[[ RECORDS FOR THIS TASK, beginning ]]

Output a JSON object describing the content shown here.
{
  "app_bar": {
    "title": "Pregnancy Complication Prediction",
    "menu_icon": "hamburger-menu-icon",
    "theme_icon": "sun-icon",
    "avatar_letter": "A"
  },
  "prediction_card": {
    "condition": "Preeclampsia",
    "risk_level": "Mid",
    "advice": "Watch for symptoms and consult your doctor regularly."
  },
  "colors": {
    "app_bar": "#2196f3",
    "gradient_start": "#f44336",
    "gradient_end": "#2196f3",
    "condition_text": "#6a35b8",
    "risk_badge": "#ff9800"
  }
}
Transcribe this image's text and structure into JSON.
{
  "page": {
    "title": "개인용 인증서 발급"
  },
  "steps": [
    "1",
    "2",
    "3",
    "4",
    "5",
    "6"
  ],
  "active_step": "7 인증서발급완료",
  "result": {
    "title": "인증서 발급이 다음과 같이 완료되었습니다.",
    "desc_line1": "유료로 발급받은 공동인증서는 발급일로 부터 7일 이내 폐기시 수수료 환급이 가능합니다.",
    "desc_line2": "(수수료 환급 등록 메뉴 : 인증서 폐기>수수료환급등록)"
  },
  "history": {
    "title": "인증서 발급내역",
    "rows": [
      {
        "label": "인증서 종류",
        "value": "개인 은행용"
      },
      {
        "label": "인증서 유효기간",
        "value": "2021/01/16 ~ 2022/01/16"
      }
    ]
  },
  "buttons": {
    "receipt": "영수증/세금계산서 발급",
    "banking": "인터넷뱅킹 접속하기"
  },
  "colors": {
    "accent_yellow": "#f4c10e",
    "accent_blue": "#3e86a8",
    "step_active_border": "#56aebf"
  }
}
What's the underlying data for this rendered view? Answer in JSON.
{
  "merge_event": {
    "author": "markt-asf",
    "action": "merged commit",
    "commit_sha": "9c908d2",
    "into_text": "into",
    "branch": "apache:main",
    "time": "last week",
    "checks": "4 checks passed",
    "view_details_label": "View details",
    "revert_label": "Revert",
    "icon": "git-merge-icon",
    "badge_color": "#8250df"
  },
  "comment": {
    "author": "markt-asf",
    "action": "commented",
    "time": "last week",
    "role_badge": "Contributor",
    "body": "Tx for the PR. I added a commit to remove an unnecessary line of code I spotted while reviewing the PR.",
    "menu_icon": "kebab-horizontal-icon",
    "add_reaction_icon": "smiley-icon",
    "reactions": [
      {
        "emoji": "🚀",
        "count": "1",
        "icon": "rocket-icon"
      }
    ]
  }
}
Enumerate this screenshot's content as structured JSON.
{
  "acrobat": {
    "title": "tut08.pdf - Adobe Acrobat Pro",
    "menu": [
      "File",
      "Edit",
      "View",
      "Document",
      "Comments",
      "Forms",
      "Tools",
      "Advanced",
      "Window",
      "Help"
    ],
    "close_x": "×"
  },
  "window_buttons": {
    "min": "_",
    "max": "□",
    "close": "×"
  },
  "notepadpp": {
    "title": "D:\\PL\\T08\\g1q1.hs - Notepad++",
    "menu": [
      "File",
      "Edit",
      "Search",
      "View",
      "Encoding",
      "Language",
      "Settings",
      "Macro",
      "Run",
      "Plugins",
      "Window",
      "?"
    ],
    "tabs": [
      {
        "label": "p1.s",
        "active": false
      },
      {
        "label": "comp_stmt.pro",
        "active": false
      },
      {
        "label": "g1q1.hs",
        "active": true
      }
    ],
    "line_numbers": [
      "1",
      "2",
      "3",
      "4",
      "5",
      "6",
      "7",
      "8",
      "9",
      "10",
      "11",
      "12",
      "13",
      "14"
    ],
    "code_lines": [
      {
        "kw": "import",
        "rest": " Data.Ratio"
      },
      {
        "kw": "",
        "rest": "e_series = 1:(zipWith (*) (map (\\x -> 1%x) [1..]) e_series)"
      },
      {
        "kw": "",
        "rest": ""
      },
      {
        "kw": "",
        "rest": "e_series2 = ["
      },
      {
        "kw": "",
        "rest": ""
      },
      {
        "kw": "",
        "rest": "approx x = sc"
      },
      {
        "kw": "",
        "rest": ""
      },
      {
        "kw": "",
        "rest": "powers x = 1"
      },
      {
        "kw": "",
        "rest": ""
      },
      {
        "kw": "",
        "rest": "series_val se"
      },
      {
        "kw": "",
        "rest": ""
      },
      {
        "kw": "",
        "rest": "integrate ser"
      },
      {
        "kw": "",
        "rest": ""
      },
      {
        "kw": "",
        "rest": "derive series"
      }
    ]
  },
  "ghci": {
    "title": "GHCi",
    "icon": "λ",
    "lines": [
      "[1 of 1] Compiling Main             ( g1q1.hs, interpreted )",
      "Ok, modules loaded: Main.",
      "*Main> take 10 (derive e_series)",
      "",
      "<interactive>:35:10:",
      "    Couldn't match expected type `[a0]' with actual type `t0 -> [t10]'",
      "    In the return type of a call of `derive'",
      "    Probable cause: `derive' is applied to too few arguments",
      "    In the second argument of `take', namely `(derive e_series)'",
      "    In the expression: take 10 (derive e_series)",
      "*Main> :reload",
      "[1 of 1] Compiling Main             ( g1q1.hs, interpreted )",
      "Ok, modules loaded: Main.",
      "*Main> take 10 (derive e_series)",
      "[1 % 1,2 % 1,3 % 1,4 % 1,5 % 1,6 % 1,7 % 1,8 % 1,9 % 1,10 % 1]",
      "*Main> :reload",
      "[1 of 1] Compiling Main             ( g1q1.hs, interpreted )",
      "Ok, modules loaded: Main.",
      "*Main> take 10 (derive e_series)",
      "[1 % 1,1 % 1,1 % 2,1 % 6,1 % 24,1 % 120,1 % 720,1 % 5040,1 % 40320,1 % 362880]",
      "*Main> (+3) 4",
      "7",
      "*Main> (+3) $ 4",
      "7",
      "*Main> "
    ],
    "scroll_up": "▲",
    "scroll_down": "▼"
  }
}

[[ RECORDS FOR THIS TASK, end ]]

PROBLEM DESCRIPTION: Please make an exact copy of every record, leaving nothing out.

TASK SOLUTION:
Output a JSON object describing the content shown here.
{
  "app_bar": {
    "title": "Pregnancy Complication Prediction",
    "menu_icon": "hamburger-menu-icon",
    "theme_icon": "sun-icon",
    "avatar_letter": "A"
  },
  "prediction_card": {
    "condition": "Preeclampsia",
    "risk_level": "Mid",
    "advice": "Watch for symptoms and consult your doctor regularly."
  },
  "colors": {
    "app_bar": "#2196f3",
    "gradient_start": "#f44336",
    "gradient_end": "#2196f3",
    "condition_text": "#6a35b8",
    "risk_badge": "#ff9800"
  }
}
Transcribe this image's text and structure into JSON.
{
  "page": {
    "title": "개인용 인증서 발급"
  },
  "steps": [
    "1",
    "2",
    "3",
    "4",
    "5",
    "6"
  ],
  "active_step": "7 인증서발급완료",
  "result": {
    "title": "인증서 발급이 다음과 같이 완료되었습니다.",
    "desc_line1": "유료로 발급받은 공동인증서는 발급일로 부터 7일 이내 폐기시 수수료 환급이 가능합니다.",
    "desc_line2": "(수수료 환급 등록 메뉴 : 인증서 폐기>수수료환급등록)"
  },
  "history": {
    "title": "인증서 발급내역",
    "rows": [
      {
        "label": "인증서 종류",
        "value": "개인 은행용"
      },
      {
        "label": "인증서 유효기간",
        "value": "2021/01/16 ~ 2022/01/16"
      }
    ]
  },
  "buttons": {
    "receipt": "영수증/세금계산서 발급",
    "banking": "인터넷뱅킹 접속하기"
  },
  "colors": {
    "accent_yellow": "#f4c10e",
    "accent_blue": "#3e86a8",
    "step_active_border": "#56aebf"
  }
}
What's the underlying data for this rendered view? Answer in JSON.
{
  "merge_event": {
    "author": "markt-asf",
    "action": "merged commit",
    "commit_sha": "9c908d2",
    "into_text": "into",
    "branch": "apache:main",
    "time": "last week",
    "checks": "4 checks passed",
    "view_details_label": "View details",
    "revert_label": "Revert",
    "icon": "git-merge-icon",
    "badge_color": "#8250df"
  },
  "comment": {
    "author": "markt-asf",
    "action": "commented",
    "time": "last week",
    "role_badge": "Contributor",
    "body": "Tx for the PR. I added a commit to remove an unnecessary line of code I spotted while reviewing the PR.",
    "menu_icon": "kebab-horizontal-icon",
    "add_reaction_icon": "smiley-icon",
    "reactions": [
      {
        "emoji": "🚀",
        "count": "1",
        "icon": "rocket-icon"
      }
    ]
  }
}
Enumerate this screenshot's content as structured JSON.
{
  "acrobat": {
    "title": "tut08.pdf - Adobe Acrobat Pro",
    "menu": [
      "File",
      "Edit",
      "View",
      "Document",
      "Comments",
      "Forms",
      "Tools",
      "Advanced",
      "Window",
      "Help"
    ],
    "close_x": "×"
  },
  "window_buttons": {
    "min": "_",
    "max": "□",
    "close": "×"
  },
  "notepadpp": {
    "title": "D:\\PL\\T08\\g1q1.hs - Notepad++",
    "menu": [
      "File",
      "Edit",
      "Search",
      "View",
      "Encoding",
      "Language",
      "Settings",
      "Macro",
      "Run",
      "Plugins",
      "Window",
      "?"
    ],
    "tabs": [
      {
        "label": "p1.s",
        "active": false
      },
      {
        "label": "comp_stmt.pro",
        "active": false
      },
      {
        "label": "g1q1.hs",
        "active": true
      }
    ],
    "line_numbers": [
      "1",
      "2",
      "3",
      "4",
      "5",
      "6",
      "7",
      "8",
      "9",
      "10",
      "11",
      "12",
      "13",
      "14"
    ],
    "code_lines": [
      {
        "kw": "import",
        "rest": " Data.Ratio"
      },
      {
        "kw": "",
        "rest": "e_series = 1:(zipWith (*) (map (\\x -> 1%x) [1..]) e_series)"
      },
      {
        "kw": "",
        "rest": ""
      },
      {
        "kw": "",
        "rest": "e_series2 = ["
      },
      {
        "kw": "",
        "rest": ""
      },
      {
        "kw": "",
        "rest": "approx x = sc"
      },
      {
        "kw": "",
        "rest": ""
      },
      {
        "kw": "",
        "rest": "powers x = 1"
      },
      {
        "kw": "",
        "rest": ""
      },
      {
        "kw": "",
        "rest": "series_val se"
      },
      {
        "kw": "",
        "rest": ""
      },
      {
        "kw": "",
        "rest": "integrate ser"
      },
      {
        "kw": "",
        "rest": ""
      },
      {
        "kw": "",
        "rest": "derive series"
      }
    ]
  },
  "ghci": {
    "title": "GHCi",
    "icon": "λ",
    "lines": [
      "[1 of 1] Compiling Main             ( g1q1.hs, interpreted )",
      "Ok, modules loaded: Main.",
      "*Main> take 10 (derive e_series)",
      "",
      "<interactive>:35:10:",
      "    Couldn't match expected type `[a0]' with actual type `t0 -> [t10]'",
      "    In the return type of a call of `derive'",
      "    Probable cause: `derive' is applied to too few arguments",
      "    In the second argument of `take', namely `(derive e_series)'",
      "    In the expression: take 10 (derive e_series)",
      "*Main> :reload",
      "[1 of 1] Compiling Main             ( g1q1.hs, interpreted )",
      "Ok, modules loaded: Main.",
      "*Main> take 10 (derive e_series)",
      "[1 % 1,2 % 1,3 % 1,4 % 1,5 % 1,6 % 1,7 % 1,8 % 1,9 % 1,10 % 1]",
      "*Main> :reload",
      "[1 of 1] Compiling Main             ( g1q1.hs, interpreted )",
      "Ok, modules loaded: Main.",
      "*Main> take 10 (derive e_series)",
      "[1 % 1,1 % 1,1 % 2,1 % 6,1 % 24,1 % 120,1 % 720,1 % 5040,1 % 40320,1 % 362880]",
      "*Main> (+3) 4",
      "7",
      "*Main> (+3) $ 4",
      "7",
      "*Main> "
    ],
    "scroll_up": "▲",
    "scroll_down": "▼"
  }
}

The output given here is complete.